Speech of Ms. Astrid Bant, UNFPA Representative, at the Workshop "Justice for survivors of Sexual Violence"

7 December 2018

Mr. Pham Ngoc Tien, Director of Department for Gender Equality, Ministry of Labour, Invalids and Social Affairs;

Ms. Nguyen Van Anh, Director of CSAGA;

Representatives of MOLISA and other line ministries;

Representatives of International Organizations, CSO, fellow UN colleagues and media;

A very good morning to you all;

On behalf of the United Nations Population Fund (UNFPA) in Viet Nam, I am very pleased to welcome you to this workshop. I would like to thank CSAGA for co-organizing this important workshop, and everyone joining us here today to raise our voices on this critical issue, as well as to promote access to justice for survivors of sexual violence. I also would like to thank KOICA for contributing funding to this event.

This workshop is among many activities organized towards the Viet Nam National Action Month on GBV and the global United Nations UNiTE campaign to end violence against women and girls, which is highlighting our support for survivors and advocates under the theme ‘Orange the World: #HearMeToo’.

With orange as the unifying colour of solidarity, the #HearMeToo hashtag is designed to send a clear message: violence against women and girls must end now, and we all have a role to play.

We need to do more to support victims and hold perpetrators accountable.

Ladies and Gentlemen,

Sexual violence against women and girls is a global pandemic, most of victims are women, and the risk is higher for adolescents and young people.

Although there has been little research conducted on the problem, available data shows that nearly one in four women worldwide experience sexual violence by an intimate partner in their lifetime, and up to one-third of adolescent girls report their first sexual experience as being forced.

In Viet Nam, a MOLISA and Action Aid survey in 2016, which was conducted in five cities and provinces found that 51 per cent of women admitted that they had experienced sexual harassment at least once.

The topic of sexual violence is often considered too sensitive to discuss in public because people feel that it might create negative consequences for the victims of sexual violence and they are often blamed for getting abused. In face of the probability that their story will not be believed or turned against them, women keep silent.

A  study in Ho Chi Minh City and Ha Noi in 2014 revealed that among interviewees who had experienced sexual harassment, only 1.9 per cent said that they would seek formal justice and of all bystanders who witnessed harassment of women in public spaces, 65 per cent said they would not take any action. So often people assume that sexual violence only occurs outside of family and is caused by strangers, while in fact this is not the case. Many women are unsafe in their own homes.

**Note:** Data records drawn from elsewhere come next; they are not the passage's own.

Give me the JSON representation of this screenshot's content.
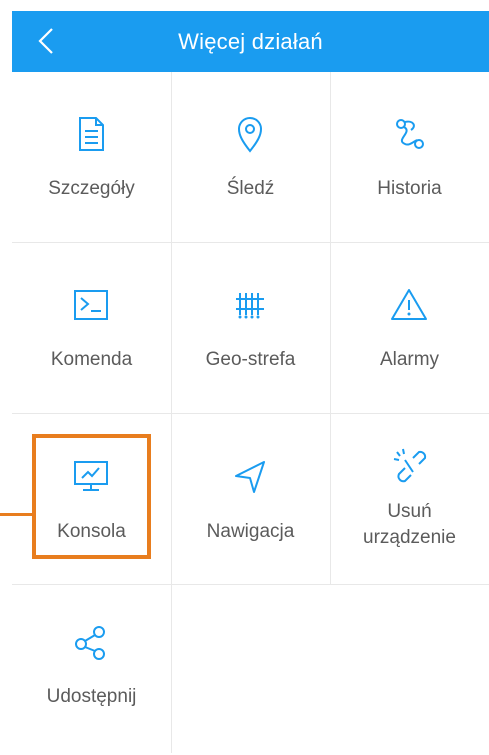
{
  "header": {
    "title": "Więcej działań",
    "back_icon": "chevron-left-icon"
  },
  "colors": {
    "accent": "#1a9cf0",
    "highlight": "#e87d1e",
    "label": "#5b5b5b"
  },
  "actions": [
    {
      "label": "Szczegóły",
      "icon": "document-icon"
    },
    {
      "label": "Śledź",
      "icon": "location-pin-icon"
    },
    {
      "label": "Historia",
      "icon": "route-icon"
    },
    {
      "label": "Komenda",
      "icon": "terminal-icon"
    },
    {
      "label": "Geo-strefa",
      "icon": "geofence-icon"
    },
    {
      "label": "Alarmy",
      "icon": "warning-icon"
    },
    {
      "label": "Konsola",
      "icon": "monitor-chart-icon"
    },
    {
      "label": "Nawigacja",
      "icon": "navigation-arrow-icon"
    },
    {
      "label_line1": "Usuń",
      "label_line2": "urządzenie",
      "icon": "unlink-icon"
    },
    {
      "label": "Udostępnij",
      "icon": "share-icon"
    }
  ]
}
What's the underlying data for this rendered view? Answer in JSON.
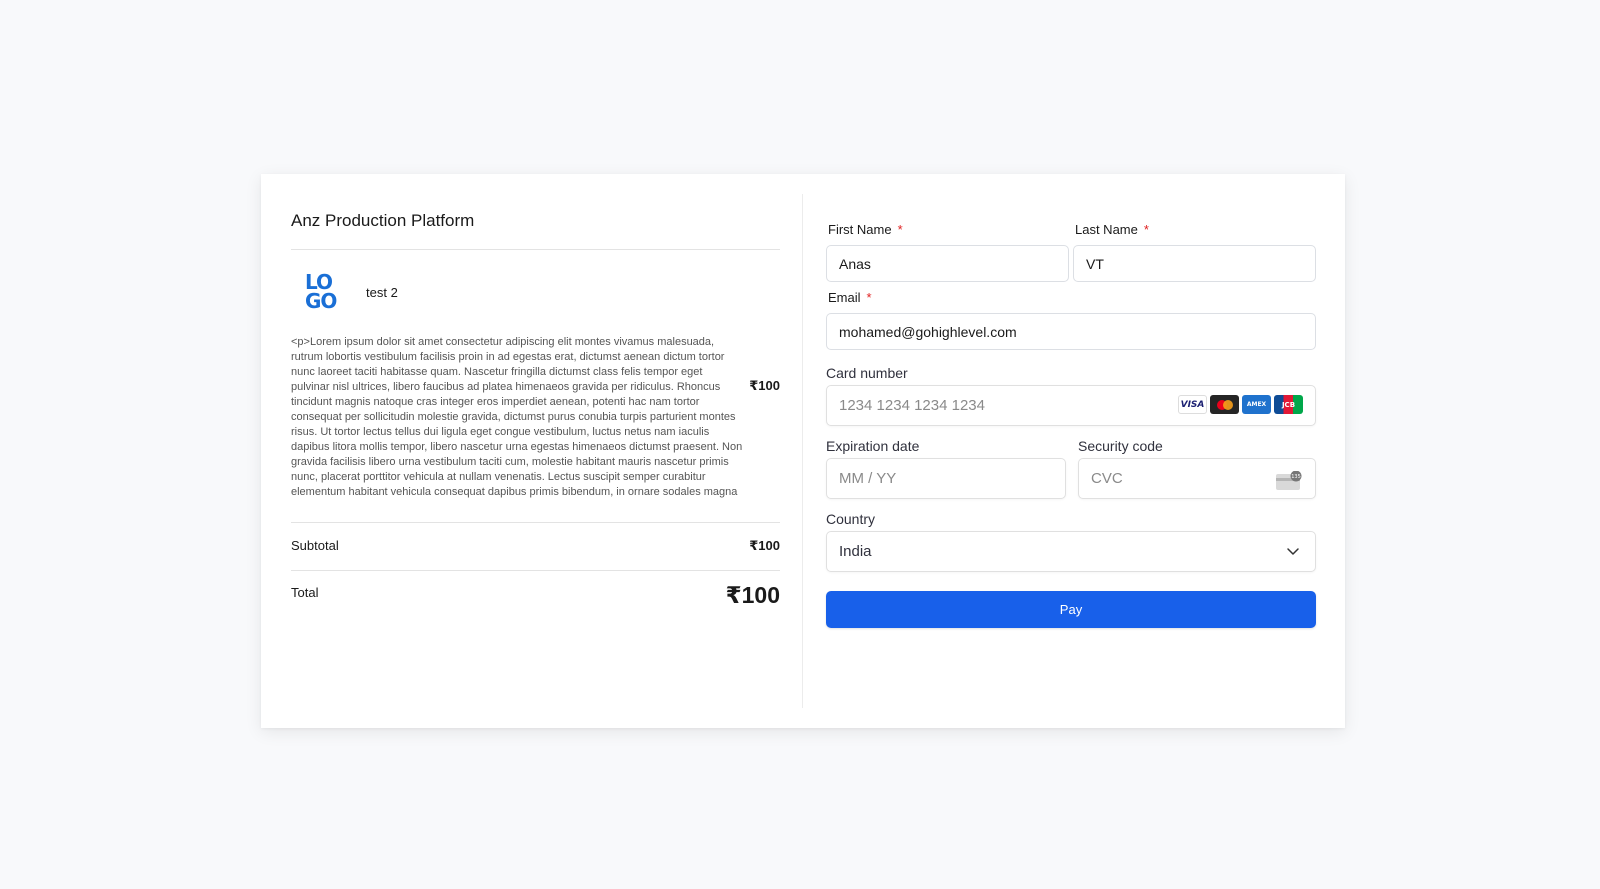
{
  "order": {
    "platform_title": "Anz Production Platform",
    "logo_line1": "LO",
    "logo_line2": "GO",
    "product_name": "test 2",
    "product_description": "<p>Lorem ipsum dolor sit amet consectetur adipiscing elit montes vivamus malesuada, rutrum lobortis vestibulum facilisis proin in ad egestas erat, dictumst aenean dictum tortor nunc laoreet taciti habitasse quam. Nascetur fringilla dictumst class felis tempor eget pulvinar nisl ultrices, libero faucibus ad platea himenaeos gravida per ridiculus. Rhoncus tincidunt magnis natoque cras integer eros imperdiet aenean, potenti hac nam tortor consequat per sollicitudin molestie gravida, dictumst purus conubia turpis parturient montes risus. Ut tortor lectus tellus dui ligula eget congue vestibulum, luctus netus nam iaculis dapibus litora mollis tempor, libero nascetur urna egestas himenaeos dictumst praesent. Non gravida facilisis libero urna vestibulum taciti cum, molestie habitant mauris nascetur primis nunc, placerat porttitor vehicula at nullam venenatis. Lectus suscipit semper curabitur elementum habitant vehicula consequat dapibus primis bibendum, in ornare sodales magna",
    "product_price": "₹100",
    "subtotal_label": "Subtotal",
    "subtotal_value": "₹100",
    "total_label": "Total",
    "total_value": "₹100"
  },
  "form": {
    "first_name_label": "First Name",
    "first_name_value": "Anas",
    "last_name_label": "Last Name",
    "last_name_value": "VT",
    "email_label": "Email",
    "email_value": "mohamed@gohighlevel.com",
    "required_mark": "*",
    "card_number_label": "Card number",
    "card_number_placeholder": "1234 1234 1234 1234",
    "card_brands": [
      "VISA",
      "MC",
      "AMEX",
      "JCB"
    ],
    "expiration_label": "Expiration date",
    "expiration_placeholder": "MM / YY",
    "security_label": "Security code",
    "security_placeholder": "CVC",
    "cvc_badge": "135",
    "country_label": "Country",
    "country_value": "India",
    "pay_label": "Pay"
  },
  "colors": {
    "accent": "#1860ea",
    "logo": "#1a6fd6",
    "required": "#e02020"
  }
}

They are raped or sexually coerced by their husband. Yet, victims are too afraid to speak out.

Viet Nam has started to recognize the need to prevent and respond to forms of sexual violence against women. The amended Labour Code (2012) contains a prohibition of sexual harassment in the workplace, and the Education Law (2009) contains honour and dignity and prohibits behaviours such as abuse, including physical abuse in educational institutions. The Youth Law has one sentence about protecting youths from sexual abuse as the responsibility of the State. However, enforcement of these provisions and monitoring efforts need to be improved.

Distinguished guests,

While we need to tackle the issue of sexual violence from multiple fronts, I would like to highlight some key recommendations:

First, the existing normative, legal and policy frameworks to address  sexual violence need to be strengthened to ensure that sexual violence cases are treated strictly, perpetrators are  punished, women and girls are safe and supported;

Second, we need to make sure the availability of essential supporting services for GBV survivors and perpetrators to provide timely and effective support. Justice service must be a key essential service. In addition, we need to improve capacity for service providers to ensure support services are rights-based, victim-centered, and gender-sensitive.

Third, the coordination between ministries, departments, agencies and NGOs on gender equality, and in particular, those in charge to address GBV including sexual violence is strengthened to ensure comprehensive and effective support for sexual violence survivors.

Forth, address changes in the perceptions and behaviours of policy makers and the public, especially men and boys about GBV to create an enabling environment for survivors to speak out and seek help;  

Last but not the least, create positive male role models to engage men and boys for ending all forms of discrimination and violence against women. Men’s crucial contributions to this momentum include examining their power and behaviour, challenging other men and making change that lasts.

Ladies and gentlemen,

UNFPA and other UN agencies in Viet Nam are working to deliver on a comprehensive, multi-stakeholder, innovative initiative to end all forms of violence against women and girls by 2030, in line with the Sustainable Development Goals.

On this occasion, I call for enhanced joint efforts in making sure that women can live a life free of violence; enjoy equal access to opportunities and resources; Together, we can work towards a world where both men and women, and boys and girls, can enjoy life with dignity.

Ending violence against women should be a priority for every man and woman, government and company.  

Not until the half of our population represented by women and girls can live free of fear, violence and everyday insecurity, can we truly say we live in a fair and equal world.

Thank you very much for your attention and participation. I wish you all good health, happiness and success.